I’ve read seemingly hundreds of forum posts discussing duplicate content, none of which gave the full picture, leaving me with more questions than answers. I decided to spend some time doing research to find out exactly what goes on behind the scenes. Here is what I found.

Most people are under the assumption that duplicate content is looked at on the page level when in fact it is far more complex than that. Simply saying that “by changing 25 percent of the text on a page it is no longer duplicate content” is not a true or accurate statement. Lets examine why that is.

To gain some understanding we need to take a look at the k-shingle algorithm that may or may not be in use by the major search engines (my money is that it is in use). I’ve seen the following used as an example so lets use it here as well.

Let’s suppose that you have a page that contains the following text:

The swift brown fox jumped over the lazy dog.

Before we get to this point the search engine has already stripped all tags and html from the page leaving just this plain text behind for us to take a look at.

The shingling algorithm essentially finds word groups within a body of text in order to determine the uniqueness of the text. The first thing they do is strip out all stop words like and, the, of, to. They also strip out all fill words, leaving us only with action words which are considered the core of the content. Once this is done the following “shingles” are created from the above text. (i’m going to include the stop words for simplicity)

The swift brown fox
swift brown fox jumped
brown fox jumped over
fox jumped over the
jumped over the lazy
over the lazy dog

These are essentially like unique fingerprints that identify this block of text. The search engine can now compare this “fingerprint” to other pages in an attempt to find duplicate content. As duplicates are found a “duplicate content” score is assigned to the page. If too many “fingerprints” match other documents the score becomes high enough that the search engines flag the page as duplicate content thus sending it to supplemental hell or worse deleting it from their index completely.
My old lady swears that she saw the lazy dog jump over the swift brown fox.

The above gives us the following shingles.
my old lady swears
old lady swears that
lady swears that she
swears that she saw
that she saw the

she saw the lazy
saw the lazy dog
the lazy dog jump
lazy dog jump over
dog jump over the
jump over the swift
over the swift brown
the swift brown fox

Comparing these two sets of shingles we can see that only one matches (”the swift brown fox“). Thus it is unlikely that these two documents are duplicates of one another. No one but google knows what the percentage match must be for these two documents to be considered duplicates, but some thorough testing would sure narrow it down ;).

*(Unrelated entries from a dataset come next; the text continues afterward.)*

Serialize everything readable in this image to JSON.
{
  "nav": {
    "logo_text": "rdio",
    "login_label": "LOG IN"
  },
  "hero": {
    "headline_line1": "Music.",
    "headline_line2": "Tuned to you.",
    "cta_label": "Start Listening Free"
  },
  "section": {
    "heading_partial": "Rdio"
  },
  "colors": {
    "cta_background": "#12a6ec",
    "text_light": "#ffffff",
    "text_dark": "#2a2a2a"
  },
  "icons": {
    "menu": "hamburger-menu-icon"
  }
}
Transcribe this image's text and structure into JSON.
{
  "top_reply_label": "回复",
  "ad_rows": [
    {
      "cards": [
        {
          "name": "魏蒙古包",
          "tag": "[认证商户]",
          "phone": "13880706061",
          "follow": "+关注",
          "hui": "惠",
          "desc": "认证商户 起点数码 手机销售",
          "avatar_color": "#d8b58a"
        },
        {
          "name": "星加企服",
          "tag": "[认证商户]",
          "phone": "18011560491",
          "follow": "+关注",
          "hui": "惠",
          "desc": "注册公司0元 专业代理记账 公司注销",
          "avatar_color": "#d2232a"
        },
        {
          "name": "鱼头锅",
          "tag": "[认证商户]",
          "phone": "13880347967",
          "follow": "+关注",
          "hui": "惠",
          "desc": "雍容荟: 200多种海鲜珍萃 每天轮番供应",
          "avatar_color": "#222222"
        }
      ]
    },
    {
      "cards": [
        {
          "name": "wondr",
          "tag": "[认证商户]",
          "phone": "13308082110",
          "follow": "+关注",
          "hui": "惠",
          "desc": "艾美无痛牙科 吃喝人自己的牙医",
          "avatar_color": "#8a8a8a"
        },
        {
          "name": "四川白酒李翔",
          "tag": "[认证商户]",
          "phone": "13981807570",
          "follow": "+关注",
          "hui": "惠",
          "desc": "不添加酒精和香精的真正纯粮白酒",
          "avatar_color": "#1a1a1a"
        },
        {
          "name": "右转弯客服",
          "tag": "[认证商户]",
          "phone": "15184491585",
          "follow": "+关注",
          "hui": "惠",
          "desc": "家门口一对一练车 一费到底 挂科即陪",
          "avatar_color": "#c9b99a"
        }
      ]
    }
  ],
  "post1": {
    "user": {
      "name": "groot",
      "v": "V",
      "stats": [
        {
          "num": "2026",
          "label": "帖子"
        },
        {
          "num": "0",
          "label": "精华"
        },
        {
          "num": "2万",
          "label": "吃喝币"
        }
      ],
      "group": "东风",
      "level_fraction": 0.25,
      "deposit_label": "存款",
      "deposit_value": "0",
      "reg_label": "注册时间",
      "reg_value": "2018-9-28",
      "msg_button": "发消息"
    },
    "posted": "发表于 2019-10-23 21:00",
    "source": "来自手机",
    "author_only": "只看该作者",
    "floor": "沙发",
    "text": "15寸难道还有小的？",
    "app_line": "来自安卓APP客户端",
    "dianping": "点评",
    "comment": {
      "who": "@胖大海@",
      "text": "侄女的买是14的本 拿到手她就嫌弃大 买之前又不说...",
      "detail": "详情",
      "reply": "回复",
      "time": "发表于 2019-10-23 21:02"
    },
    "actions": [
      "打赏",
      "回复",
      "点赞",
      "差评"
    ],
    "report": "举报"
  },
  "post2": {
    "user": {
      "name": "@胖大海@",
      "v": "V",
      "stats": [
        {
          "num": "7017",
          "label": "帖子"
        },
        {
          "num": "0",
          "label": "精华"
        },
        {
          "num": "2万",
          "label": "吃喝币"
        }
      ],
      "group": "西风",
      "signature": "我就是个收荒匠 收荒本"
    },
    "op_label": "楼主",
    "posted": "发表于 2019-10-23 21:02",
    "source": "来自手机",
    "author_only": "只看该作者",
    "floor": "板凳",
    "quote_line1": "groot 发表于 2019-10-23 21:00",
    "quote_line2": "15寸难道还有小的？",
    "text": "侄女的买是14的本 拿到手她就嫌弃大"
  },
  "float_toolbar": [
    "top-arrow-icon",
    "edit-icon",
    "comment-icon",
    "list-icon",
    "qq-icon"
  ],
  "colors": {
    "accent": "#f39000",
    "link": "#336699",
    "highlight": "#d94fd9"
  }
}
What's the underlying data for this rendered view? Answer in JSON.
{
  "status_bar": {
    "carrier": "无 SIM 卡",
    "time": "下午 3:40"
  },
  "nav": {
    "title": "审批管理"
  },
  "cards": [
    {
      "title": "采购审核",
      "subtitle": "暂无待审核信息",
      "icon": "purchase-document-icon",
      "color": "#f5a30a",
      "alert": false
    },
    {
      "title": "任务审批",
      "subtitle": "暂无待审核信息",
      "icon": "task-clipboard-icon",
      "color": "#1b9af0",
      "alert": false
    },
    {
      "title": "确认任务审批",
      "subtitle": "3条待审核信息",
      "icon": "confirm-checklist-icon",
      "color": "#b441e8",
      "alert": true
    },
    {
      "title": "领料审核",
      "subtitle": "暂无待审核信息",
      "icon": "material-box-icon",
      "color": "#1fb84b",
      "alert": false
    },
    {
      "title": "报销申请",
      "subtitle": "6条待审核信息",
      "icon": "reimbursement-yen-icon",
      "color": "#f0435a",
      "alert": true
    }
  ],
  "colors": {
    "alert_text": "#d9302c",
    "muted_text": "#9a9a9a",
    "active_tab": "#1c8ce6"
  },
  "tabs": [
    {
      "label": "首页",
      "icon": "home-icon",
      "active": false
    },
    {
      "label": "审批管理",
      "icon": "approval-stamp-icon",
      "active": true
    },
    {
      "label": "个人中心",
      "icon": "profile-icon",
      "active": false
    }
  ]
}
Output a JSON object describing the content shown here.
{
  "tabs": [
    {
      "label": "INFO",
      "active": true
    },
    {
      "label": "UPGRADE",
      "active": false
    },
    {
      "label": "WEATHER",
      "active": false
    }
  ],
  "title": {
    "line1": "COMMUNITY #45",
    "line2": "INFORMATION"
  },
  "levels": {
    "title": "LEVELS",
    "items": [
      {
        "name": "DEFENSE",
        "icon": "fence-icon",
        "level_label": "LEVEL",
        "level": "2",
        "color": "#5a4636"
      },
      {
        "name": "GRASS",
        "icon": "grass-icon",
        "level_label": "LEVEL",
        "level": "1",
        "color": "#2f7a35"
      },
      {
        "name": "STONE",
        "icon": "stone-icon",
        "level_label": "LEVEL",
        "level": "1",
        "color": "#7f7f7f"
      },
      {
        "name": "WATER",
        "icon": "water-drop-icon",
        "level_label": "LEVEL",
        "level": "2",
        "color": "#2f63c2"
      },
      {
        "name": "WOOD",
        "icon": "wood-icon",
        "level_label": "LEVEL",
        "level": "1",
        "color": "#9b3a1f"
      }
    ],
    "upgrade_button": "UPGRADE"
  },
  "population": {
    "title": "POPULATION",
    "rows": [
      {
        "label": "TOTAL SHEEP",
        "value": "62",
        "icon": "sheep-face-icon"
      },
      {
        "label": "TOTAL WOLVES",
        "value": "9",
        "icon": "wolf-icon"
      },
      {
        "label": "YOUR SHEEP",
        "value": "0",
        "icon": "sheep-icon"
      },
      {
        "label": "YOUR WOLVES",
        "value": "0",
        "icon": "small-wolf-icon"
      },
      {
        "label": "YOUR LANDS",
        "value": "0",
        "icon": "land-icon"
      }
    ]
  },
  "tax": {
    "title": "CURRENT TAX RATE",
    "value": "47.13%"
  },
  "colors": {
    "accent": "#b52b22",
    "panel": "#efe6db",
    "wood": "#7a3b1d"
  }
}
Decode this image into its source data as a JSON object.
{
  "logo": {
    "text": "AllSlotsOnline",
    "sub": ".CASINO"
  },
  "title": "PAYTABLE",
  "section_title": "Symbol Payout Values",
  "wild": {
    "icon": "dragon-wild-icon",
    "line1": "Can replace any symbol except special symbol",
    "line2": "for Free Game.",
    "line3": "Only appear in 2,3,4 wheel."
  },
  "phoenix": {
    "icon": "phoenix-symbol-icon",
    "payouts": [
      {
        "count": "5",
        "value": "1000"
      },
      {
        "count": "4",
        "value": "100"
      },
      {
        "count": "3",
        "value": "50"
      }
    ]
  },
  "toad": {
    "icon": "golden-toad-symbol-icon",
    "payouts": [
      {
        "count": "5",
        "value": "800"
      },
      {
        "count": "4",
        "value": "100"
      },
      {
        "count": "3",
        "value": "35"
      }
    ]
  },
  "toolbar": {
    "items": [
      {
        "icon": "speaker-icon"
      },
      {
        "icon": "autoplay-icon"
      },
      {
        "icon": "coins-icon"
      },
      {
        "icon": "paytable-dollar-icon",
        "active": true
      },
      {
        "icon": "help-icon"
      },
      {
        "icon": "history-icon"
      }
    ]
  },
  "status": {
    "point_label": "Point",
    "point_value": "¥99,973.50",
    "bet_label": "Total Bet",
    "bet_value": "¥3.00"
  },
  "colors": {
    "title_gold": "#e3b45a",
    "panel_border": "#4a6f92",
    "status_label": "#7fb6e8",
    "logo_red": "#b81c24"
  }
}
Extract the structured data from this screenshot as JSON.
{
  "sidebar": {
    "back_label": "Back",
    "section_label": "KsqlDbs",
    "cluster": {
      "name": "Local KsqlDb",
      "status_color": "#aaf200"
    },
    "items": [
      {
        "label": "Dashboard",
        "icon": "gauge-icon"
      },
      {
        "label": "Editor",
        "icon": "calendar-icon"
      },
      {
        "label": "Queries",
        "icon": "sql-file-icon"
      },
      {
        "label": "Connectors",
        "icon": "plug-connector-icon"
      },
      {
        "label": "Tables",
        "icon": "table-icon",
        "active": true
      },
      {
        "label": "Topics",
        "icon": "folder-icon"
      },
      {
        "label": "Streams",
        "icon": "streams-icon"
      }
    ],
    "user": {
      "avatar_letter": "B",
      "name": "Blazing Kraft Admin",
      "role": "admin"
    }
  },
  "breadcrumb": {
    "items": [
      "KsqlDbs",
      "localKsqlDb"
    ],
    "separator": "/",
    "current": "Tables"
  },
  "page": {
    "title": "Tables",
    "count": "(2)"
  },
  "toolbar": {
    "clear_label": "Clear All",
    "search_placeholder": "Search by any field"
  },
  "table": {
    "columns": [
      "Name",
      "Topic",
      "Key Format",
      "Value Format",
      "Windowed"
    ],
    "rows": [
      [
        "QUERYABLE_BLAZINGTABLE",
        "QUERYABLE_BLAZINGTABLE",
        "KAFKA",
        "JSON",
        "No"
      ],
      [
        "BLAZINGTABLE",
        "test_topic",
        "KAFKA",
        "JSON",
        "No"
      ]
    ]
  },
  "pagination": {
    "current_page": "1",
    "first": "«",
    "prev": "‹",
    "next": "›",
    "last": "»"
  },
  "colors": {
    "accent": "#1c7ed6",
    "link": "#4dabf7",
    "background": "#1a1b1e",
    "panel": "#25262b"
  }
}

So what can we take away from the above examples? First and foremost we quickly begin to realize that duplicate content is far more difficult than saying “document A and document B are 50 percent similar”. Second we can see that people adding “stop words” and “filler words” to avoid duplicate content are largely wasting their time. It’s the “action” words that should be the focus. Changing action words without altering the meaning of a body of text may very well be enough to get past these algorithms. Then again there may be other mechanisms at work that we can’t yet see rendering that impossible as well. I suggest experimenting and finding what works for you in your situation.

Author: Black Hat Cloaker